#### Provided information
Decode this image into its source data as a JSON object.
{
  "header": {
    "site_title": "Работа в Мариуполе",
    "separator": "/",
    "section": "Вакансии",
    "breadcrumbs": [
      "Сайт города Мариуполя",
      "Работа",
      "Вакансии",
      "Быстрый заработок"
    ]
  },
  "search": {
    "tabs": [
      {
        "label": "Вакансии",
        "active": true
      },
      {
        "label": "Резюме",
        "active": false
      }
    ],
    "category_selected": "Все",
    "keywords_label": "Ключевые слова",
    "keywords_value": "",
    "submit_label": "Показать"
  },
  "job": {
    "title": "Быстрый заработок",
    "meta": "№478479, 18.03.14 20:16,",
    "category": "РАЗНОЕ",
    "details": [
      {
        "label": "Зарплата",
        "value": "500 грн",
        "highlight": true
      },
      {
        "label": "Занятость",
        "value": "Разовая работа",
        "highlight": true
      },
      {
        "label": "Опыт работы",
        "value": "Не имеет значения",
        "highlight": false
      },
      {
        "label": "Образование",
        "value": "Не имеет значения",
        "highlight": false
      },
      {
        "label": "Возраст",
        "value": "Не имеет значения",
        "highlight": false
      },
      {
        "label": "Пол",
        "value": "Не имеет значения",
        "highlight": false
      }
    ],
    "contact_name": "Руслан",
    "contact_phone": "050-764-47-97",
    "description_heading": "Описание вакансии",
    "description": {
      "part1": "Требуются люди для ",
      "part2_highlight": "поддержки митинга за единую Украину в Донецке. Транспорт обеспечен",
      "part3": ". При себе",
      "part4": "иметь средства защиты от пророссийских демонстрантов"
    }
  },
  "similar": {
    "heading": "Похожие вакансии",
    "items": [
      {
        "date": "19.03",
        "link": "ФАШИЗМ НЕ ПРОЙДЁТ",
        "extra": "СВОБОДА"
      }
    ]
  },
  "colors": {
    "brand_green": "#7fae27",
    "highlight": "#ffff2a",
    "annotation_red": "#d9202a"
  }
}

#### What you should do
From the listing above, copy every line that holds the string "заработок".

#### Task response
      "Быстрый заработок"
    "title": "Быстрый заработок",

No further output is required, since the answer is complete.